Alternatives to cardboard voting cards with holes and pin markers include:

• Small whiteboard cards and erasable markers.
• Metal cards and magnetic markers.
• Plastic Lego style slabs and marker bricks.
• Two circular pieces of card/cardboard layered one over the other with a hinge at their center so that the top layer can be rotated over the bottom one - one layer shows all possible votes and the other has an arrow mark (or a hole revealing a single vote etc.).

I'm sure you can think of other implementations - this all boils down to the trade-offs of aesthetics, ease-of-use, durability and manufacturing costs.

### Variant for influence as a limited resource

If it's important for your game that players can accumulate influence and that more powerful votes cost more influence - you can just use multiple markers to represent stronger votes (e.g. to vote BLUE 3, a player will place 3 markers on the BLUE row of his voting card). If the cost of a vote scales faster than its strength, just have multiple holes per strength. For example, if BLUE 1 costs 1 influence, BLUE 2 costs 3 and BLUE 3 costs 6, have one hole next to BLUE 1, two additional holes next to BLUE 2 and three additional next to BLUE 3. A player voting BLUE 2 will place markers in the first three holes.

In this variant, players get only the voting card back after the vote, with no markers (or just a single marker) regardless of how much influence they've secretly spent. Use player screens to keep the accumulated influence secret from the other players.

Finally, as a side note - if you don't mind the game to include an accompanying mobile app, it is relatively simple to create a voting app to secretly and quickly handle votes. This can be in addition to one of the methods above, or as the sole voting mechanic.

A potential solution, inspired by the way I've seen The Resistance played:

Each spendable influence "point" is represented by a set of three cards - in your example, Red, Blue, and Yellow. (I'm assuming the max number of outcomes is 3; change the details accordingly for more though it could get cumbersome with too many.) For each point you want to spend, you play a full set of three: one face down into the actual voting pile, and the other two face down in a discard pile. There is also a large stack of blank cards available, used to obfuscate how much influence you are spending. You may draw blank cards for free at any time, and any time that you may spend influence, you may also pretend to spend influence by playing blank cards into the piles as if they were normal influence cards: one blank in the voting pile and two blanks in the discard pile. (One thing a player can do under this system is prove that they are not spending influence by visibly playing zero cards; if you want to prevent this, you could pick a number and require each person to always play at least (or exactly) that many sets, either real or blank.) Redistributing cards in this system is easy: whenever a person earns a new influence point (after a vote, or however else they get points), they just take one full set from the bank.

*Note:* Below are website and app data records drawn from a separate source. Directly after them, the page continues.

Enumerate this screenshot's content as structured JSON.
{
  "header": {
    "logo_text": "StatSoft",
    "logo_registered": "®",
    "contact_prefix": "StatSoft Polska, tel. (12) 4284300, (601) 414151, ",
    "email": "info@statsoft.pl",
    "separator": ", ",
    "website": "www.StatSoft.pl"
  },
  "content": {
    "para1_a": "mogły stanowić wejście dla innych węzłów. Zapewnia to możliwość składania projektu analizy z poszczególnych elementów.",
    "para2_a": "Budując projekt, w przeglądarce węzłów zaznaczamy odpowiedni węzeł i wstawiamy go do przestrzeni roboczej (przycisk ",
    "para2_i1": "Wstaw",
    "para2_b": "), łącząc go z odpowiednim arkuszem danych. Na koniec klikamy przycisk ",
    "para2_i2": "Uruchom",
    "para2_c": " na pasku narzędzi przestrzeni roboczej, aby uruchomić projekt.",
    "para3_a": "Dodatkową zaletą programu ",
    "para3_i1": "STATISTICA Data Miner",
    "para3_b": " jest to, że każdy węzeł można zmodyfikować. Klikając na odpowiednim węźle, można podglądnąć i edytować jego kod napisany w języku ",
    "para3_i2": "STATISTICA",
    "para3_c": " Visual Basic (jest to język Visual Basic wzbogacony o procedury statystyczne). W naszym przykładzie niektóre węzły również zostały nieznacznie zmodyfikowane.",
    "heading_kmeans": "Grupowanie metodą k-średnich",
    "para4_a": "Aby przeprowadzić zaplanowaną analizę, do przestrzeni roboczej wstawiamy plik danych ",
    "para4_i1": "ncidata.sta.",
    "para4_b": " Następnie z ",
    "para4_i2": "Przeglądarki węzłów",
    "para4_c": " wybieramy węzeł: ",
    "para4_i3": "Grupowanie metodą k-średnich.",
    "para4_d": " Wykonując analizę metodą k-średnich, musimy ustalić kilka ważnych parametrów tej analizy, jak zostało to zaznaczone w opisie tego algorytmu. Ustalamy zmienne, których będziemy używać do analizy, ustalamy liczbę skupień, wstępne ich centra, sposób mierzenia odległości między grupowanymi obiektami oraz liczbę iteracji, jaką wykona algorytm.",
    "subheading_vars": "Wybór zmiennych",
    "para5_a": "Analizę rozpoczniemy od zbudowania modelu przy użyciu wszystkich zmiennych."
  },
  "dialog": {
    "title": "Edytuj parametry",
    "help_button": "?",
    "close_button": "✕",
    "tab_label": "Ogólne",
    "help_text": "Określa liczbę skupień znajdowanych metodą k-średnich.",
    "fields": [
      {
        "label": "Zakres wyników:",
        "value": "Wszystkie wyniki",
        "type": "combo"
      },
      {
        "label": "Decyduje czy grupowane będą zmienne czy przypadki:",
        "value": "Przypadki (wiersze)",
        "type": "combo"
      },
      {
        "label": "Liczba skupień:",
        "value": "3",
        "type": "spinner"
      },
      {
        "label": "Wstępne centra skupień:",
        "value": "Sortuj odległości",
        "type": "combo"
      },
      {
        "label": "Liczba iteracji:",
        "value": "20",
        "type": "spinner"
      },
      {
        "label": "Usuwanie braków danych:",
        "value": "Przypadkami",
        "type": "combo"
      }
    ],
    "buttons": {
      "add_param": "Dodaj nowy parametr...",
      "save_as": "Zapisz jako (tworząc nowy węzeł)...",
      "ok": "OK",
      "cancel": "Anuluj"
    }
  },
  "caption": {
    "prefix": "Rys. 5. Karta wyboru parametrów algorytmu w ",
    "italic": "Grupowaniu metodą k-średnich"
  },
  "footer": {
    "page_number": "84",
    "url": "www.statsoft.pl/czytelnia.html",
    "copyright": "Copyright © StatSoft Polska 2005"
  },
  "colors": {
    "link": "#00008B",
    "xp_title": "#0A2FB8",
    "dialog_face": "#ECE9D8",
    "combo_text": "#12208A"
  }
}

Have a multi-compartment opaque box. Each section of the box has a slot (like a piggy bank). Each compartment represents a possible outcome of the event.

Each player is given some number of chips, possibly all the same, or possibly based on some other game element.

The box is put in the middle of the table, and the outcomes assigned (with cards, perhaps).

Each player, in turn, puts all their chips in the box. They can split between multiple compartments if they wish. This must be done secretly - either everyone turns their back / closes their eyes, or you have some cowl or similar.

You then open the box, most chips wins.

As no-one handles the box during the voting, it's unlikely anyone will accidentally find out how the vote is going. This would probably be most secretive with cardboard voting tokens in a cardboard box.

To expand on the skill cards, each player has their own deck of cards, from which they draw X (handsize will depend on the rest of your game to some extent) cards. They'll have various values of Red and Blue. Though you don't need to limit yourself to just 2 color. Indeed, having multiple colors, and considering only matching colors "points for", while any other colors are "points against" could give you more options, though in that case "points for" might need to be more valuable (or cards could have a For and Against value.)